Records provided:
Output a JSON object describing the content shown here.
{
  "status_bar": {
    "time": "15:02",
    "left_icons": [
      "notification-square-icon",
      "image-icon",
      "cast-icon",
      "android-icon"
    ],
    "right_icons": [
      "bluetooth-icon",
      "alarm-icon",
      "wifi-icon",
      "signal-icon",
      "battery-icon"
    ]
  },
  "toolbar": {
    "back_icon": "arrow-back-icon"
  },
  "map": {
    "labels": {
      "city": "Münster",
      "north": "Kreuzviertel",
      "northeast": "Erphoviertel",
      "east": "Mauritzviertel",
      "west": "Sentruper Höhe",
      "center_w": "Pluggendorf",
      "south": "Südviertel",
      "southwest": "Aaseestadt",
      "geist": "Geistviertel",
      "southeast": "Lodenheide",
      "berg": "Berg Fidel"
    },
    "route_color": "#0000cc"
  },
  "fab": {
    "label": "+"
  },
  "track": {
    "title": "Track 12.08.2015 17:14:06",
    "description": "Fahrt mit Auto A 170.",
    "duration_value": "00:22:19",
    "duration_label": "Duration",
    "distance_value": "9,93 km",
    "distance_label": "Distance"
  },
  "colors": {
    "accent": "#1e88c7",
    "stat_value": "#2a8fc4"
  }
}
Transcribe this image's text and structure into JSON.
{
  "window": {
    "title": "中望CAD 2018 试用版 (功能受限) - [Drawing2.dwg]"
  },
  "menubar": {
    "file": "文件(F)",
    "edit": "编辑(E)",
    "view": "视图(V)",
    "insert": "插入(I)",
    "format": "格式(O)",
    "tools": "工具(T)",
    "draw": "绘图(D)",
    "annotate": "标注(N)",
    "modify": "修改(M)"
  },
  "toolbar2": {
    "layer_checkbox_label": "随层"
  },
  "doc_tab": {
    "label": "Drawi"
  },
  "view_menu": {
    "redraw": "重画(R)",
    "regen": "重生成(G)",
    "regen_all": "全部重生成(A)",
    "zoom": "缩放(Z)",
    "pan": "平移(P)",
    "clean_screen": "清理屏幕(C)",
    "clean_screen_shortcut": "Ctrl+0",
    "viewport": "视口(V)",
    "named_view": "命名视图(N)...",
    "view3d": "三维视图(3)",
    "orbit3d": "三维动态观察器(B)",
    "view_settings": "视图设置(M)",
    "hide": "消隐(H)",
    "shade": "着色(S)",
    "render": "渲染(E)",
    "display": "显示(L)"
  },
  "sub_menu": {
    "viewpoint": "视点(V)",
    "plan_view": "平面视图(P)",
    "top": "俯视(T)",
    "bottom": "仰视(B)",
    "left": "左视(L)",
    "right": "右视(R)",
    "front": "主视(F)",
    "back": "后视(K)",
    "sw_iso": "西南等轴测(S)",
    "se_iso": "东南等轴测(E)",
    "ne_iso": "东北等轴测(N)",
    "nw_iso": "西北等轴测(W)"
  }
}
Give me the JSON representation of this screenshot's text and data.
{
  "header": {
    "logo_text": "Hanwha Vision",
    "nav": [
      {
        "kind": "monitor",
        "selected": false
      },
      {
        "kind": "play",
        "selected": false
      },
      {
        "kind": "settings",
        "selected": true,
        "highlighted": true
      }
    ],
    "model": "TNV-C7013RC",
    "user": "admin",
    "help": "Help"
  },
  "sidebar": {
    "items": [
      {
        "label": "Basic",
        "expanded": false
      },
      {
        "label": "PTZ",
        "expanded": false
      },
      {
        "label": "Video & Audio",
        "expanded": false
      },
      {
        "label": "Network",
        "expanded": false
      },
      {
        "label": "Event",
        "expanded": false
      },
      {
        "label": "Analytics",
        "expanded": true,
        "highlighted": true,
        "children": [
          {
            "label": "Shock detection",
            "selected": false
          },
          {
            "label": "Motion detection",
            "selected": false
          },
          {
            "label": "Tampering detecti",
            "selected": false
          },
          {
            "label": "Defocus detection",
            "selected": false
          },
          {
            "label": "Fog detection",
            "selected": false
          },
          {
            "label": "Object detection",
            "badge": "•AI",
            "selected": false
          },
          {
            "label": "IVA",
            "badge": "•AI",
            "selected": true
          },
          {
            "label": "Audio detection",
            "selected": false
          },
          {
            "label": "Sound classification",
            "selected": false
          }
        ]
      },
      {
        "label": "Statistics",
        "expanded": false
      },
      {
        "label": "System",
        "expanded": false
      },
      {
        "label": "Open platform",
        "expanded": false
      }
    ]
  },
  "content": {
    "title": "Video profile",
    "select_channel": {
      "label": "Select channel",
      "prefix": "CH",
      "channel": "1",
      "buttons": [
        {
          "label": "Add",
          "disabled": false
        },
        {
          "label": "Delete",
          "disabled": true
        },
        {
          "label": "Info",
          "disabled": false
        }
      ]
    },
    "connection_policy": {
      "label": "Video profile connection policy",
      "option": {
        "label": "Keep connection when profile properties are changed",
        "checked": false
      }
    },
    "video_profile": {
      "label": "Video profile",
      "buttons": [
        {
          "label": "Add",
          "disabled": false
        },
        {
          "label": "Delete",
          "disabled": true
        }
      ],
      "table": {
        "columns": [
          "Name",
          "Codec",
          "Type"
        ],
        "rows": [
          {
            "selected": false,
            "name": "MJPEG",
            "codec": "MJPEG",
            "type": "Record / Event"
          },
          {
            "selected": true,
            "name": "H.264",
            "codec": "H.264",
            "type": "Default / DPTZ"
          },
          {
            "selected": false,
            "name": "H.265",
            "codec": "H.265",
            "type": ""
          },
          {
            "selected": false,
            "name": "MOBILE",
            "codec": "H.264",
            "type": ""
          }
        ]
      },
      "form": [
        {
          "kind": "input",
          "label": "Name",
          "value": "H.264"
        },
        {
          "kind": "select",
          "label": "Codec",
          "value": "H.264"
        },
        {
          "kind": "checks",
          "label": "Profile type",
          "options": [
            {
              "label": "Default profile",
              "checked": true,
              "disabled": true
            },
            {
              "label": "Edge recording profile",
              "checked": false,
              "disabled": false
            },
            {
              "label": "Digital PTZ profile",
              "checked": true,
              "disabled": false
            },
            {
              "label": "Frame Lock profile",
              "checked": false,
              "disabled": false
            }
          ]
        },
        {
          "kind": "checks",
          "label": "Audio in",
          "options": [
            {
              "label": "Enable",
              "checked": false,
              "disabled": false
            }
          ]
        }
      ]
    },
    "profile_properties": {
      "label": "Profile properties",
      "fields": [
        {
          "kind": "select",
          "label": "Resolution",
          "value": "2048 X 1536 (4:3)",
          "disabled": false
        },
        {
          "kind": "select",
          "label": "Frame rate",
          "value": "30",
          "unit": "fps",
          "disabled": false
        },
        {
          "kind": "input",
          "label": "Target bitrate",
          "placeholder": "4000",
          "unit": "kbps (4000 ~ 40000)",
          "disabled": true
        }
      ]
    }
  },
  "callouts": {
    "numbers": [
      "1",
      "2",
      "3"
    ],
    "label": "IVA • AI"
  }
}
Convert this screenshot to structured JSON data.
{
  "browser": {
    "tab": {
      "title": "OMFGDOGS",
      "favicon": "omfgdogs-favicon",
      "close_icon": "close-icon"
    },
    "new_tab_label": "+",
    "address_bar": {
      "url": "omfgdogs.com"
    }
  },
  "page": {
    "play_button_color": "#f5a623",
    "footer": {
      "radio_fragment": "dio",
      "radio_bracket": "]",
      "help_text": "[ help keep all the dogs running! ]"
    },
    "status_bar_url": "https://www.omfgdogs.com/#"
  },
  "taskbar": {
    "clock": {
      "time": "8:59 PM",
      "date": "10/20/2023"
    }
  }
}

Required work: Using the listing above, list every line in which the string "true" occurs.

Output below:
        "selected": true,
        "highlighted": true
        "expanded": true,
        "highlighted": true,
            "selected": true
          "disabled": true
          "disabled": true
            "selected": true,
              "checked": true,
              "disabled": true
              "checked": true,
          "disabled": true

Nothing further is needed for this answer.